Unlike the conventional novel, The Lonely Londoners has no protagonist. Moses Aleotta, to whom readers are initially introduced, has a certain status, but this derives not from his social position, his special resources, or his extraordinary experiences. It derives instead from the length of time he has been in London. Seniority gives Moses an authority and significance in the eyes of the group that has formed around him. In the eyes of newcomers, Moses is a vital mentor, guide, and informant. Such a view makes Moses increasingly conscious of the human cost of his immigrant status, as revealed in his rather embittered and nostalgic conversation with the younger, fresher Galahad toward the end of the novel. Although none of the characters is immune from the loneliness of the novel’s title, it is Moses who is the most complete embodiment of unsensational, unsentimental isolation.
Galahad, on the contrary, makes a much more obvious effort to enter English society in his pursuit of white women. His date with Dolly, however, is not exactly what either partner expects; Galahad is somewhat disappointed by the girl’s grade of culture, while she is unaccustomed to his standard of hospitality.

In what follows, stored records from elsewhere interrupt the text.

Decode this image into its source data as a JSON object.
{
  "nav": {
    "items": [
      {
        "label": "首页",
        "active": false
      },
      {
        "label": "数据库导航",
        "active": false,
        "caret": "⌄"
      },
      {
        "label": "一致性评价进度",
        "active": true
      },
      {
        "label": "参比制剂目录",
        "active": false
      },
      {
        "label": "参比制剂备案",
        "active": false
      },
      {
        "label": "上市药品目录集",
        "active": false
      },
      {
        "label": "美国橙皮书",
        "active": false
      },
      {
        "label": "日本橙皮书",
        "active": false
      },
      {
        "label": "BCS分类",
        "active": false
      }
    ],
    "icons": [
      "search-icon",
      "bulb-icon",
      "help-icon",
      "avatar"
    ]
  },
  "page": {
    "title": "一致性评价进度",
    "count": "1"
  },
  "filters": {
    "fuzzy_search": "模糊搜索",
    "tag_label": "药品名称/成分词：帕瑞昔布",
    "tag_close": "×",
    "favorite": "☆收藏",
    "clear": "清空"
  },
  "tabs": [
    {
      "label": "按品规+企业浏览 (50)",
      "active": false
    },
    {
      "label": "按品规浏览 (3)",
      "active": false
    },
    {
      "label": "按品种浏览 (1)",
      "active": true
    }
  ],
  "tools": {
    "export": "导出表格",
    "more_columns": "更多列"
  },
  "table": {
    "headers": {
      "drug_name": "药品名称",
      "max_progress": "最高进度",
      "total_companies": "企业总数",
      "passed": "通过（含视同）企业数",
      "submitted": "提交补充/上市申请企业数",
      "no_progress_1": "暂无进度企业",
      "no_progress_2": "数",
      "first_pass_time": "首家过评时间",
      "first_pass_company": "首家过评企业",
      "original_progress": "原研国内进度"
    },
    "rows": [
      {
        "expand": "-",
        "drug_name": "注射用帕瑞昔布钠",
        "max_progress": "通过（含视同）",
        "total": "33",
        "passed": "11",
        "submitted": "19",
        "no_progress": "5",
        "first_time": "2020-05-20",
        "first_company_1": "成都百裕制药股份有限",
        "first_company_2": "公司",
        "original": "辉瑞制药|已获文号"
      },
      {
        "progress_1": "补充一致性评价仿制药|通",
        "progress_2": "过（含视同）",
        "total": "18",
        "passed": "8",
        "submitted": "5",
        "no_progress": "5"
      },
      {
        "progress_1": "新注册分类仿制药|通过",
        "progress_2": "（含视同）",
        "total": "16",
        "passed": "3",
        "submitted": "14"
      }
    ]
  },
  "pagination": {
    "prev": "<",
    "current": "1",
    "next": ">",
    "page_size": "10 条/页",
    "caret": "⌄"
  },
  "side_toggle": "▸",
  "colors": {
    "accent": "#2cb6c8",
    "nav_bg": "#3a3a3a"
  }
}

The conflicts that are gently implied in this episode are repeated in various ways throughout the novel. They are most obviously in evidence in the area of sexual relations, but they also exist between West Indian family members, as in the case of Tolroy’s brother and sister-in-law, and between members of the West Indian community generally, as the pretentious behavior of the impresario Harris demonstrates. These remain conflicts without issue. Dolly appears and disappears. What she is...
(The entire section is 693 words.)
Moses Aloetta, a factory worker on the night shift, a dialect-speaking Trinidadian immigrant who arrives several years before the large influx of West Indians into England. He is softhearted despite himself, generous, and relatively responsible. Newer immigrants often contact him for help in getting settled. Having confronted the problems of racism and low status in securing lodging and employment himself, he is knowing, weary, and tolerant, initiating others in the ways of survival in London but concerned that black people not be seen as social parasites. A wry observer of the passing scene, he has an active sex life but decides never to marry. Often lonely, miserable, homesick, and ambivalent about life in the metropolis, he is sustained, and sustains others, by maintaining close contact with a circle of fellow West Indian exiles for whom he is a natural, though unofficial, leader and father-confessor. Worried about the future and his lack of progress, with a sense of impermanence but little to return to in the Caribbean, he nevertheless preserves his calypsonian sense of humor and essential delight in life.
Henry Oliver, called Galahad, a Trinidadian immigrant befriended by Moses. An electrician at home, he acts brash and overconfident but soon turns to Moses for guidance. Determined to avoid going on the dole, he finds night work in a factory. Arriving in winter wearing only a tropical suit over his pajamas and with only a toothbrush for luggage, he is an eccentric who sweats in the cold and freezes in the summer; he later acquires a large wardrobe and takes elaborate care of his appearance. At first wounded and puzzled by British color prejudice, he is gradually swept along by the excitement of...
(The entire section is 725 words.)